The assistive devices are created by talented group effort, but this example is not mass customization. Mass Customization with additive manufacturing requires the use of automated 3D customization solutions that enables the design of a healthcare product with the customers unique dimensions. Conventional customization requires the attention of a CAD-engineer manipulates the 3D-data into a 3D-model of a product with the customer dimensions. The conventional customization takes a lot time and effort and therefore the price of these solutions are rather high.

We at Versoteq have had the opportunity to partner with Peacocks Medical Group that is one of the largest medical equipment manufacturers in the United Kingdom. Peacocks innovated a 3D-printed foot orthoses solution Podfo that is better and more affordable than most other options in the market. We at Versoteq have created the 3D customization solution for Peacocks that allows the orthoses to be mass customized.

Our 3D-customization solution creates the production model that will be 3D-printed. The process starts with the clinician who performs a simple 3D-scan of the customers feet. The 3d model of the patients feet are then transferred to the Versoteq software, that automatically creates a 3D-model of the orthoses that is then 3D-printed. This decreases dramatically the time of the customization and the resources that were previously used for customization can now be allocated for more important tasks.

This is just one case of mass customization with the assistance of automated customization and many other solutions can be found. Multiple companies use similar solutions for prosthetics, implants, custom equipment. New 3D printing innovations and research within healthcare emerges daily and this is only the beginning. It is great to be a part of a the innovators that create meaningful solutions for healthcare.

Join us in our adventures in 3D printing world and subscribe our blog to learn more!

By Max Hurmerinta

Jaani's picture
04/19/2018 - 18:16

We celebrate the International Women's Day by giving a tech blog post since there should be more women involved in technology. We'd actually thrilled to see more women in our company doing 3D software, so if you're looking for a position contact us!

The picture above is from an augmented reality (AR) demo of a collaboration software where one can teach the insights of a hearth. As you can see there's a business card underneath the hearth working as a target image. This has now become ancient history. Apple brought ARKit to iOs and Google followed fast with ARCore for android. Both of these enable mobile devices to show AR content on any flat surface.
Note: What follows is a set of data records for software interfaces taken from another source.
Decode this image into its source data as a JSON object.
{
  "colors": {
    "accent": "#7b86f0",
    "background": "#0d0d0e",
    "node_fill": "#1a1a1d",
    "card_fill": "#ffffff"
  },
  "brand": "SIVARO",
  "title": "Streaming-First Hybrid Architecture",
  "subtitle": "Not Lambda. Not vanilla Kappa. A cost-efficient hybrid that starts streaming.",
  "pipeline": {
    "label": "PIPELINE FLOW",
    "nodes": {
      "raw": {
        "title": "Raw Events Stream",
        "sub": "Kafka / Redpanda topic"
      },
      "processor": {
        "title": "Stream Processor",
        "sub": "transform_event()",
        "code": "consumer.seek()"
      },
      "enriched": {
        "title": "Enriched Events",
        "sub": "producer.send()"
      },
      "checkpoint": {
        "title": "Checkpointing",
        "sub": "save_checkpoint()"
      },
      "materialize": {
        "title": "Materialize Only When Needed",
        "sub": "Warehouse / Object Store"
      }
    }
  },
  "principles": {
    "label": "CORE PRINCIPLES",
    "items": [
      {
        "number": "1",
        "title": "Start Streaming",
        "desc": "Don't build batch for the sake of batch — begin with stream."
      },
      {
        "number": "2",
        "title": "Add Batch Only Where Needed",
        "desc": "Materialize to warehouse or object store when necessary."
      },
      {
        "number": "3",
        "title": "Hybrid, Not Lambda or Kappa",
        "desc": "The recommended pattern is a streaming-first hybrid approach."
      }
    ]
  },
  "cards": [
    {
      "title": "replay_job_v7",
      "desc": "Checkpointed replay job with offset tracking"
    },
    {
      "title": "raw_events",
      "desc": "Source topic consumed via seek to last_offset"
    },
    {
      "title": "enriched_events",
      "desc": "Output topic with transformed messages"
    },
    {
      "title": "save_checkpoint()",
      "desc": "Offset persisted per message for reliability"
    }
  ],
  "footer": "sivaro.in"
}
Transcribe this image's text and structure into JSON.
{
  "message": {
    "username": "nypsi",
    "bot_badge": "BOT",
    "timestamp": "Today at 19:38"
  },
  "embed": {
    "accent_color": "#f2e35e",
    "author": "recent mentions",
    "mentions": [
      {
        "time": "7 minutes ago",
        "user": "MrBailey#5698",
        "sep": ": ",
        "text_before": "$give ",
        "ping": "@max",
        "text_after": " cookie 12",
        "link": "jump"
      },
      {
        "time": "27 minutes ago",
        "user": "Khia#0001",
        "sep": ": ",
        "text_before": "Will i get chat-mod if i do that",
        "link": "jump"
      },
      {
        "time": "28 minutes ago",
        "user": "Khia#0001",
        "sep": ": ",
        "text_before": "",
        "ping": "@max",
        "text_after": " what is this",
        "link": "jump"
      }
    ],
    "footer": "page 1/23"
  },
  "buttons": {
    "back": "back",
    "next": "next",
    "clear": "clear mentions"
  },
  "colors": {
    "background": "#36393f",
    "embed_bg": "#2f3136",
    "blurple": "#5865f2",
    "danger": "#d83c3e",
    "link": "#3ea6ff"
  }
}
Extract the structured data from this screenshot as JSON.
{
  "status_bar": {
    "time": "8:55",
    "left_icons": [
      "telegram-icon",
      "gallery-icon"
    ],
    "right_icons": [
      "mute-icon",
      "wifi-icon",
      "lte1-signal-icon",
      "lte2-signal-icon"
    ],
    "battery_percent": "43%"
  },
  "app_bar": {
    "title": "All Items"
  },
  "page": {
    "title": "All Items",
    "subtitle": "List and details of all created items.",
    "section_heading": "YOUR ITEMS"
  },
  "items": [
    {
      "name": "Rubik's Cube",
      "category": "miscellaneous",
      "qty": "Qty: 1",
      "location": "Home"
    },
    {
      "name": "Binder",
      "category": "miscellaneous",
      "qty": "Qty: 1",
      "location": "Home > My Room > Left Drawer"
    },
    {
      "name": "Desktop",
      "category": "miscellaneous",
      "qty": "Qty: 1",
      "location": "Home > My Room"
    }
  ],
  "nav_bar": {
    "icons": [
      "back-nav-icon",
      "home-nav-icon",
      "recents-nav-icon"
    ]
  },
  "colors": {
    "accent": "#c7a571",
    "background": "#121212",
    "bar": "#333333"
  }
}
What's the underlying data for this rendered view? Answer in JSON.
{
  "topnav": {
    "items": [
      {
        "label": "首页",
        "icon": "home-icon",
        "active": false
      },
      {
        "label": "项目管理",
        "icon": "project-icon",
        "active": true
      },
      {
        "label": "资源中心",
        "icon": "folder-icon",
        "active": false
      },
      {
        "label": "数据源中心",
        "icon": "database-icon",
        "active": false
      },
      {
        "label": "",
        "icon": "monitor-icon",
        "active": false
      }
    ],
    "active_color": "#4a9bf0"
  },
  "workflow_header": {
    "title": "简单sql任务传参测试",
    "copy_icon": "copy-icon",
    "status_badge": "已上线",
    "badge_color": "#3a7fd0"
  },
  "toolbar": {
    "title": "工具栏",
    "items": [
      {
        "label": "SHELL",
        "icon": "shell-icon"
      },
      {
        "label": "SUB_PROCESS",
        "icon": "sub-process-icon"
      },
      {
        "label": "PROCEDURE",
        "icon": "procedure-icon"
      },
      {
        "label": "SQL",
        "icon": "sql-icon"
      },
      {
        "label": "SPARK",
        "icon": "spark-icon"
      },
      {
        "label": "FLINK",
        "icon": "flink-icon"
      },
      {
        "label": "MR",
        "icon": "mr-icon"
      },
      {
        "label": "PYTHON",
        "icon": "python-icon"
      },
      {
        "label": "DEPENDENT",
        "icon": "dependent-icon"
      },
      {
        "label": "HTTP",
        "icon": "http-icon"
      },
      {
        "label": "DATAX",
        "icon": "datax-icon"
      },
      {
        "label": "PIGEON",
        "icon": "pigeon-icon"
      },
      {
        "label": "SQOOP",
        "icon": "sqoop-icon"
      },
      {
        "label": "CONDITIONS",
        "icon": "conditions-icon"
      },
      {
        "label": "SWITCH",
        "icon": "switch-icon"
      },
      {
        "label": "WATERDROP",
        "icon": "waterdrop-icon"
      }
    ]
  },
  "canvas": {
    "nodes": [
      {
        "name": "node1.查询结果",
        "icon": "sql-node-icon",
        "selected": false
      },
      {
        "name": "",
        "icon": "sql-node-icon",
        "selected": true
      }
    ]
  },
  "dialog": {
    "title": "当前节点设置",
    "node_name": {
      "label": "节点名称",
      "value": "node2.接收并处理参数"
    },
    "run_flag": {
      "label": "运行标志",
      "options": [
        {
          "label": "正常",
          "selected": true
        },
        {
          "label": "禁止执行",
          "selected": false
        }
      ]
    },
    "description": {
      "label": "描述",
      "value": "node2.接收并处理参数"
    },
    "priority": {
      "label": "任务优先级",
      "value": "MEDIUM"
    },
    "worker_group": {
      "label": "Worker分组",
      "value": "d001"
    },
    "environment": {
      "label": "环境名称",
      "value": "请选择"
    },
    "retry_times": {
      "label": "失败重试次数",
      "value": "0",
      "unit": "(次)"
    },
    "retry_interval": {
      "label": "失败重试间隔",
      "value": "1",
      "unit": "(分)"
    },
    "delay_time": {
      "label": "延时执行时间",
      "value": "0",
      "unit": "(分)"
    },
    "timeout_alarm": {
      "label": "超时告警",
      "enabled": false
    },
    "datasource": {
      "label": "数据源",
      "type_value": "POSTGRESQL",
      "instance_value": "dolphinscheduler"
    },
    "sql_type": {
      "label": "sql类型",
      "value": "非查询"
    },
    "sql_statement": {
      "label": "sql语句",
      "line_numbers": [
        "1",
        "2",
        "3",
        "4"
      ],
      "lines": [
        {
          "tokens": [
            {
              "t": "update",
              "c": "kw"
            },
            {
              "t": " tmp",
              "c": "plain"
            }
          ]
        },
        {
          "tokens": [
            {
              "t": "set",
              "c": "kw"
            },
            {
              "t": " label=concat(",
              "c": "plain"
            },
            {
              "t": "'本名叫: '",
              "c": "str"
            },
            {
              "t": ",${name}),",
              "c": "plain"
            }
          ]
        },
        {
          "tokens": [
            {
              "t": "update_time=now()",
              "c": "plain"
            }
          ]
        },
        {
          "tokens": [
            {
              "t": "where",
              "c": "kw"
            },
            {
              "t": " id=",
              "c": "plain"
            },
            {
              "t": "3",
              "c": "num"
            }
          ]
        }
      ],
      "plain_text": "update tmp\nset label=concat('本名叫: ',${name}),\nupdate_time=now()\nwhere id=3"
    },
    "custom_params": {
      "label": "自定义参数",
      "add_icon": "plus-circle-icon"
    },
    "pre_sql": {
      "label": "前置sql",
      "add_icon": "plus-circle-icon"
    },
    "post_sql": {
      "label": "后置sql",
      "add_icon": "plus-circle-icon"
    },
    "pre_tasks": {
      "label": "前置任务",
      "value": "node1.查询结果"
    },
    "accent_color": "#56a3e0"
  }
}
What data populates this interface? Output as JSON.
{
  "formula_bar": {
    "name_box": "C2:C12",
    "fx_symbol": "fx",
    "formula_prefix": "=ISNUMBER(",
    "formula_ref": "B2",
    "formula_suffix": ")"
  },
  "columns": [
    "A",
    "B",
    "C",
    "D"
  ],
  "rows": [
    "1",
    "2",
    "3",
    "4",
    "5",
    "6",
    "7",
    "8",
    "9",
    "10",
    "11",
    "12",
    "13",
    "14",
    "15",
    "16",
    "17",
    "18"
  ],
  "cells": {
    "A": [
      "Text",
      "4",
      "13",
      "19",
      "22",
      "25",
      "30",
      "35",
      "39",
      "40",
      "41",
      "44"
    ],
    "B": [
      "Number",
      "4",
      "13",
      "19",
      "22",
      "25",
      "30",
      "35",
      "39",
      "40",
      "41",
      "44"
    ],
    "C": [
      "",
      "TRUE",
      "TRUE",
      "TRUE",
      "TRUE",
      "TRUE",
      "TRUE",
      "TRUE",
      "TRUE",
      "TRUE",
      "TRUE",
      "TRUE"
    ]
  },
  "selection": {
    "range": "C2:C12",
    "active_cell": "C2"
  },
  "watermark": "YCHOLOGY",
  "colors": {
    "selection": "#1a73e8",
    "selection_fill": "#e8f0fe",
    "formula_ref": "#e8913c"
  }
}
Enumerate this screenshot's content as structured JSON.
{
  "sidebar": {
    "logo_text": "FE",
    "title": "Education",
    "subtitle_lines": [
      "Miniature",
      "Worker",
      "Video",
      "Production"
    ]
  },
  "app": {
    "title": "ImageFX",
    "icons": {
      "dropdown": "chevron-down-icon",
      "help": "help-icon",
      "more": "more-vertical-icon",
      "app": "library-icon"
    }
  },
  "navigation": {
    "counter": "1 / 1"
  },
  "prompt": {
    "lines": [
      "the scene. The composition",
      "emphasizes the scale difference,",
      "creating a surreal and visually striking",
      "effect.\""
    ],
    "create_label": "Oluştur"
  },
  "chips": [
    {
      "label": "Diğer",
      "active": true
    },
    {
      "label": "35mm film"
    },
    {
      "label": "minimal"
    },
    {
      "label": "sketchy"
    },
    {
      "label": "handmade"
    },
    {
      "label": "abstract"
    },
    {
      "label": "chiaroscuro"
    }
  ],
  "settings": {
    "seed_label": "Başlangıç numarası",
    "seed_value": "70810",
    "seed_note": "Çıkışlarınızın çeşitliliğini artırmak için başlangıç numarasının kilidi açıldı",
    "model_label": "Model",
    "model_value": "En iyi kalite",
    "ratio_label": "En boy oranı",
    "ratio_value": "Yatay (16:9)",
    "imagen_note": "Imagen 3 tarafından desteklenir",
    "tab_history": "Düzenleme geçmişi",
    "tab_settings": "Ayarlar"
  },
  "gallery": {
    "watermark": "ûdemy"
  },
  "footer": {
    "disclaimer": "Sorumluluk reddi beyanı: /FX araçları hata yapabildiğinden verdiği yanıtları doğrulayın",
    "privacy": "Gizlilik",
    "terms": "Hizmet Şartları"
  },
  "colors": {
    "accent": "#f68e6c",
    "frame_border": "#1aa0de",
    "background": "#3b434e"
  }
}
We're glad to see that companies like us get benefits from this competition, since now Google has published ARCore 1.0 which enables positioning content on walls and even on more complex forms. This will let us place the heart to your chest for instance or create curtains to your window frame with ease and it will work on millions of "normal" mobile devices. Apple will most lightly follow up soon and maybe provide us with even better tools to create stunning experiences but also value adding software solutions which will make a difference. We understand the technology, but the real revelations come from our customers once they know the possibilities, which we among others are trying to educate. So spread the word (especially to women): Possibilities for great value adding solutions for AR are growing!

Facebook is also doing development on this front by allowing people to publish 3D models online, so I'm going to share our 3D scanning reference piece when I'll share this post to Facebook. Be sure to check it out! Facebook is also developing on the 3D front with AR studio which is also a promising platform. It has very good facial recognition features which have produces many cool marketing campaigns from Game of Thrones to Star wars to Supercell. Even though many women watch and play these brands I get the feeling they aren't the optimal audience. More women in the tech scene would definitely help to create content which is aimed for all!

Rauno's picture
03/07/2018 - 15:58